The characters grow and develop quite a bit from Generation V. Fortitude Scott is still the same old Fortitude Scott from the last novel, but he has more responsibilities and he is inevitably maturing, which he is coming to terms with. He seems more at peace with his place in the world, and it gives him an easier manner regarding his relationship to his family that he lacked in the previous book. There’s less strain about him, and more ease which gives way to humor. Suzume, the kitsune shifter, was the absolute light of the book for me. She had a humor that would make me break out in laughter (and my husband thinking I am insane). She brings a levity to the book that made the pages just fly by. Fort’s brother, Chivalry, is also a fun addition to the book. Fort’s family interactions are awkward in the extreme and that can often be fairly hilarious.
All of this is to say that the characters are all in line with who they were before, but they are more well rounded, better developed than they were in Generation V. They are real, and the nice addition of humor (in numerous shades) makes a fairly dark plot a lot of fun, which I wouldn’t expect. Brennan has a way about her where she manages to balance the light and the dark elements of her plot perfectly, and it really is something to savor. In fact, her ability to write a kick-ass plot and fuel it with these unforgettable, absolutely real characters is what makes this book fly by. I expected to spend a few days reading it, but instead I read it in a day, one sitting, actually. I couldn’t put it down.
That’s the magic here. There’s the main plot and plenty of side plots, as well as some very well done, very understated romantic tension. In fact, it is kind of surprising what Brennan can accomplish in a fairly short book. The murder mystery takes center stage, but around this is a stew of interesting developments, from Fort’s personal and physical developments, the relationships with his family, the rule of his mother, his relationship with Suze, power struggles, and so much more. While many of these elements might be understated, they are there, and Brennan develops them and moves them along deftly. She’s got a skill with development in both plot and characters that she really shows off in Iron Night.
The ending feels natural and not the least bit rushed, which is a complaint I commonly have with shorter books. Many of the plot threads are tied neatly together, but there are enough left open that it is obvious that more books in the series are planned. In fact, I cannot wait for those other books. So much was accomplished and so many side plots were left open, that I am beyond thrilled to see where Brennan takes this series next.

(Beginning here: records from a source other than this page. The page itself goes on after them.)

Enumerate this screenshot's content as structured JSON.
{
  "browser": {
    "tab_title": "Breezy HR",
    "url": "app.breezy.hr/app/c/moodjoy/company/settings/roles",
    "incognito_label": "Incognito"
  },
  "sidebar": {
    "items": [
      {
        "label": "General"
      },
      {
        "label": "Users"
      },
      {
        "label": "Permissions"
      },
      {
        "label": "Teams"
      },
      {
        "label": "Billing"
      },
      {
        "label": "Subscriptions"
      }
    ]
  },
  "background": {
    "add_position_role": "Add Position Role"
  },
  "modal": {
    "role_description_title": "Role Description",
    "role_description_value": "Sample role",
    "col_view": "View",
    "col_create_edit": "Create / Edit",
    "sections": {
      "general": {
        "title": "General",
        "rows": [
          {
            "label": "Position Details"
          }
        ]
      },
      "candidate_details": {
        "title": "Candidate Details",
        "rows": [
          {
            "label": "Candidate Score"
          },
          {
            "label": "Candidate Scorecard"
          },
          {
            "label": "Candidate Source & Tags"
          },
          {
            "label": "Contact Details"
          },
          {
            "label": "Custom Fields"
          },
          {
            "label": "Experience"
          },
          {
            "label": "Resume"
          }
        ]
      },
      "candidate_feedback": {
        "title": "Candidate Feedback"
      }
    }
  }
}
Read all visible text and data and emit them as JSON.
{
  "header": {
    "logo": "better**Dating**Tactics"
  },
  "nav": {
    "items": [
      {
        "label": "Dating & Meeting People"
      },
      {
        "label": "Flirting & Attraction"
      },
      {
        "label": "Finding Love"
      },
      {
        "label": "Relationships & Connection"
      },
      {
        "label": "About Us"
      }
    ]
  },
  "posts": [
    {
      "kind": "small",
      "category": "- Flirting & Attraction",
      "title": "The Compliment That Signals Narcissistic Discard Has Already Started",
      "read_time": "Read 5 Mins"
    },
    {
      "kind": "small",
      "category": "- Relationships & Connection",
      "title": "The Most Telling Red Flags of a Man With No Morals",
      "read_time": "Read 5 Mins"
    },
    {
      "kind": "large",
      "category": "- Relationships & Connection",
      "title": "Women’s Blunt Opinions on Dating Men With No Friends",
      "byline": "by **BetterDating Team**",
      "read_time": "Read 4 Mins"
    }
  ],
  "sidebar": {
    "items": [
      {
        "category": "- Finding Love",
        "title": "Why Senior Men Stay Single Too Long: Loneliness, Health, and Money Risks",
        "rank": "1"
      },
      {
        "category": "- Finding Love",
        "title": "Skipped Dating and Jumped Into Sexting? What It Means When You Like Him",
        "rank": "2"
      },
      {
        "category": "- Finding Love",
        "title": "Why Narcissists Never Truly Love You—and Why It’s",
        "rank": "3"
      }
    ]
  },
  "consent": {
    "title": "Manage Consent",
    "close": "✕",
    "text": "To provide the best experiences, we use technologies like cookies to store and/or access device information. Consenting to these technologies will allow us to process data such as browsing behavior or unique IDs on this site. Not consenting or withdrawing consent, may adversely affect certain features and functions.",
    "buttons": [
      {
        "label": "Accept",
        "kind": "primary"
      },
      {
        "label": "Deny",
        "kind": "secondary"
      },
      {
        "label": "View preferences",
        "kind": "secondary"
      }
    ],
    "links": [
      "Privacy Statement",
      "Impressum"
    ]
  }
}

So what am I saying here? Basically, I loved this book. I absolutely loved it. Every aspect of Iron Night was done with thought and a wry sort of grace that just worked on every single level. This is urban fantasy the way it should be done. Brennan is a master of her craft. Iron Night is layered, and nuanced, and full of humor and laugh-out-loud moments. The characters are the kind of people I’d like to spend a night with at a bar. Interesting, but believable, and down to earth despite their somewhat surreal elements. Iron Night is a feat; it sets the bar incredibly high, and shows everyone just how fantastic, fun, and thoughtful this genre can be when in the hands of a master.